What a wonderful treat we had as we were strolling through Strawberry Banke. I heard the famous words of Oliver Twist, "Please sir, can I have more". My travel buddy and I now had a mission of finding where the music and singing was coming from. I was delighted to find an outdoor theater with a full blown production of Oliver. There was a minimum $5.00 donation, but it was well worth it. This rendition of Oliver was choreographed by a local favorite, Michael J. Tobin and was musically directed by Evelyn Mann. I hope you all enjoy theater in the park as much as my buddy and I did. I especially loved the artful dodger, he's always been my favorite character in Oliver.
This years production is of Disney's Beauty and the Beast. Show times are 7 PM on Thursdays and Sundays and 8 PM on Fridays and Saturdays.
At one time Portsmouth was the third largest port for merchant shiiping and ship building. It had 15 wharves along the inlets from downtown. Most were in the most active area of what is now Strawwbury Bank. Its maintributtary was called Puddle Dock. They loaded and unloaded ships from here and also had large warehouse along the water edge. Puddle dock was filled in in early 1900's and long before that the other wharves were no longer used, and filled in with dirt.

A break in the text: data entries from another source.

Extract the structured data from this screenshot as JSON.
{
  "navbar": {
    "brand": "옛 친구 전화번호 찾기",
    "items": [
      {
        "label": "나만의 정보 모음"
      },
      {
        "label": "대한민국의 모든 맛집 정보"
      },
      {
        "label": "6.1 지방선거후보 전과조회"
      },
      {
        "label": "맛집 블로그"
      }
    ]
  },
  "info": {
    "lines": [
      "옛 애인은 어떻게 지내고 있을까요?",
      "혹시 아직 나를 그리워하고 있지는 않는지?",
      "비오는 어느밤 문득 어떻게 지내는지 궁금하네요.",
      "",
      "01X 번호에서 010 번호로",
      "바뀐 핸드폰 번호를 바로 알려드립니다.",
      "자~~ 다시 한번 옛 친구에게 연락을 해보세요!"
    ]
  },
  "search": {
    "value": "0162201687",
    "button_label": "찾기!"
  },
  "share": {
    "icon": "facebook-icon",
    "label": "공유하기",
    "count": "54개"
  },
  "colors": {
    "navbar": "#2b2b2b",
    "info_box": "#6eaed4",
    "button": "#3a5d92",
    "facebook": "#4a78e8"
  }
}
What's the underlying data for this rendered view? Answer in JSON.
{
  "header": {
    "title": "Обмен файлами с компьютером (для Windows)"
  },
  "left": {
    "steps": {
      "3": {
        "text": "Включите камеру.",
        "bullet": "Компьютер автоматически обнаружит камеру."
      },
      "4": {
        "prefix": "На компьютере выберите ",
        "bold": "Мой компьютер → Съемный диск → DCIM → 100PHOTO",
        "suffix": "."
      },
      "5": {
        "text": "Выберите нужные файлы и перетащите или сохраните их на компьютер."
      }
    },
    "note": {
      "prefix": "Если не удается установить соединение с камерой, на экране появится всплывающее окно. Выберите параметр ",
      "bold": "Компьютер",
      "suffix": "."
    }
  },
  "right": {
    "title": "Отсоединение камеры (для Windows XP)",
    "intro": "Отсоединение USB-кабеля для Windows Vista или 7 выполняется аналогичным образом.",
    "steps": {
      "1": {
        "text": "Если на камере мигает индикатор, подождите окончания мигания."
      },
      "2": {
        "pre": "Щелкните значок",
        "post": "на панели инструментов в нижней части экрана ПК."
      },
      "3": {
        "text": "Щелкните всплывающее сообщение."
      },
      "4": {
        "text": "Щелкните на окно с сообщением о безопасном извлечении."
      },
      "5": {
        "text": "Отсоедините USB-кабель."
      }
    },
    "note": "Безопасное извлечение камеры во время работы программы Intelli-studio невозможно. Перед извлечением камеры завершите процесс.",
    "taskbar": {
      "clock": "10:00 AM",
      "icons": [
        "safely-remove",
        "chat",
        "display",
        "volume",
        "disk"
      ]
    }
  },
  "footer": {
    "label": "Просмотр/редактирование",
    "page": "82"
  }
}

The home is right down by the water line, overlooking the old wharf, near the west end of town, it had a purpose of allowing Moffat to oversee his shipbuilding and merchant activity from the upper window of the home. It was built 1760-63 and the family continued ownership until 1912. John Moffatt first occupied, and then SIL Ladd and daughter lived here to 1900. Ironically John was a privateer in the War, then the son with drinking problems took over and ran the business in the ground. Dad came back but could not revive it. The SIL had money to buy back for the wife. They donated it to a non profit for tours. They made masts for ships, and he traded molasses and rum form the West Indies. It made him wealthly. Furnishings are form 1768 era and well preserved. There is also two buildings in the back and a well maintained garden, with a lot of work from an 86 year old woman who has been at it for 40 years.
Open 11-5 Monday-Saturday and cost is $6.
The Government first established the yard in 1800. It had 5,000 personal building ships in WWI and 25,000 in WWII. It is now a base for sub overhaul of the nuclear class. The last sub built here was 1969, and they built 70 during the span.
The tour through the houses is great. it takes about 2 hours to see it on a cursiouary time frame. Volunteers are throughout the area to present facts of local times and some exhibits, like barrel making by a real nice guy been in the trade 20 years is an example. You can stroll on your own, but I believe there may also be guided tours at times.